Explaine the use of language in the handwashing scene in Macbeth.

Expert Answers info

Jason Lulos eNotes educator | Certified Educator

calendarEducator since 2009

write3,296 answers

starTop subjects are Literature, Social Sciences, and Science

In Act V, Scene 1, Lady Macbeth has become delusional and consumed with guilt. This scene echoes Act II, Scene 2 when she was literally washing Duncan's blood off her hands. By this point (Act V, Scene 1), she is vacillating between fear and guilt. She still tries to convince herself that no one knows their crime, but simply cannot erase the guilt from mind.

                                                  What need we
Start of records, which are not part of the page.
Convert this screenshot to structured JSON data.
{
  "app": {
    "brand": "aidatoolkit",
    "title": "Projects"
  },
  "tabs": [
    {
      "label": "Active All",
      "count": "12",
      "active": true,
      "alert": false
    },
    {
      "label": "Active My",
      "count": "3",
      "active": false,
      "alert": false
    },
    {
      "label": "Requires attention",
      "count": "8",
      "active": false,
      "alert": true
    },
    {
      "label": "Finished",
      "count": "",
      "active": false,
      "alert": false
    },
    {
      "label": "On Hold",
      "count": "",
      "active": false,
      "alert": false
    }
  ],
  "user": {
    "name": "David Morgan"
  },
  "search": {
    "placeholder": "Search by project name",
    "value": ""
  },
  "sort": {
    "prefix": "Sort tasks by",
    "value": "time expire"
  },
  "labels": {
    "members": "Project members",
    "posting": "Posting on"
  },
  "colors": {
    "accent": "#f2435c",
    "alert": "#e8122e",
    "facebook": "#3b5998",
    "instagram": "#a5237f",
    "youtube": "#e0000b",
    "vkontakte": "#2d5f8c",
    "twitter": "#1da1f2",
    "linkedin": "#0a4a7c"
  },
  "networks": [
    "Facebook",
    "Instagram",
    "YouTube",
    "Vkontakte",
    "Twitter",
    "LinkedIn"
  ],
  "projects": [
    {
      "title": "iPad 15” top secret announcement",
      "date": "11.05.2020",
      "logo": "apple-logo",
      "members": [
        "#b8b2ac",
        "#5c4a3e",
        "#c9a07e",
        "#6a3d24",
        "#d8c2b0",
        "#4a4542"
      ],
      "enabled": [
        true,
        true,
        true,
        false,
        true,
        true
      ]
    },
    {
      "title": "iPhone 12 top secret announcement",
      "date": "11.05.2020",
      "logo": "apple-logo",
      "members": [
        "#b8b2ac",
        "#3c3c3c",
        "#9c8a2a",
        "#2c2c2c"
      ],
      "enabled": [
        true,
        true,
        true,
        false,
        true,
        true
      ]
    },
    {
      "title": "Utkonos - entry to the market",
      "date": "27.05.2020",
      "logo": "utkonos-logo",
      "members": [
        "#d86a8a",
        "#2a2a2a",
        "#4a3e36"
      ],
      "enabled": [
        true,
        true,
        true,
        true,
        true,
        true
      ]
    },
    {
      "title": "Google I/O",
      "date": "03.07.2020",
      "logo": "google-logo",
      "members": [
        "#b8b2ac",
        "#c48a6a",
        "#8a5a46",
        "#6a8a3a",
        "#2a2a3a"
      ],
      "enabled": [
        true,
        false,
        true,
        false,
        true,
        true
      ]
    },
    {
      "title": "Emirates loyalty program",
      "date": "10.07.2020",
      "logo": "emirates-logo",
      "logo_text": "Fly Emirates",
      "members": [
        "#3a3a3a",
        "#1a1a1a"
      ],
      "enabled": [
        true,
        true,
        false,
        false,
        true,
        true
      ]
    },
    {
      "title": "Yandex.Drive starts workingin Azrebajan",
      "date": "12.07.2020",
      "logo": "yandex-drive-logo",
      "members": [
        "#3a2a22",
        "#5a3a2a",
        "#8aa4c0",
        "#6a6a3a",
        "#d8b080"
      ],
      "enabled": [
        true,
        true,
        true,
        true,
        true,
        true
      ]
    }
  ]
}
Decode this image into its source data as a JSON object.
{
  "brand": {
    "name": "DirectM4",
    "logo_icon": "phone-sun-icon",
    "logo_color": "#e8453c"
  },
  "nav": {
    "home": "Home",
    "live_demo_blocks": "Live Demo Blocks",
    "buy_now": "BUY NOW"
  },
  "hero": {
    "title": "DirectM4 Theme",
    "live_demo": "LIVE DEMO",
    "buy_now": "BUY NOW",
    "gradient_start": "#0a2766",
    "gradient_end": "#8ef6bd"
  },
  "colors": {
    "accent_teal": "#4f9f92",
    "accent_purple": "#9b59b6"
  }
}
Fear who knows it, when none can call our power

to account?—Yet who would have thought the old

man had so much blood in him?

Lady Macbeth is reliving the moments after Duncan’s murder. She keeps using that language of cleaning her hands, washing away the guilt and the memory. She even relives the moments after Duncan's murder and Macbeth’s immediate fear and guilt following the murder when a knock at the gate startled him (“this starting”).

What, will these hands ne’er be clean?—No more o’

that, my lord, no more o’ that: you mar all with

this starting.

She is telling Macbeth (who is not there) to stop looking so guilty because it looks suspicious. She even imagines the smell of the blood in Act V, Scene 1. She can’t escape it. The language of washing hands is material and spiritual. Lady Macbeth wants to get rid of any evidence or behavioral appearance of guilt. She also is trying to erase the memory which will erase the guilt and the mental images/delusions. It is an attempt at physical, psychological and spiritual cleansing.

check Approved by eNotes Editorial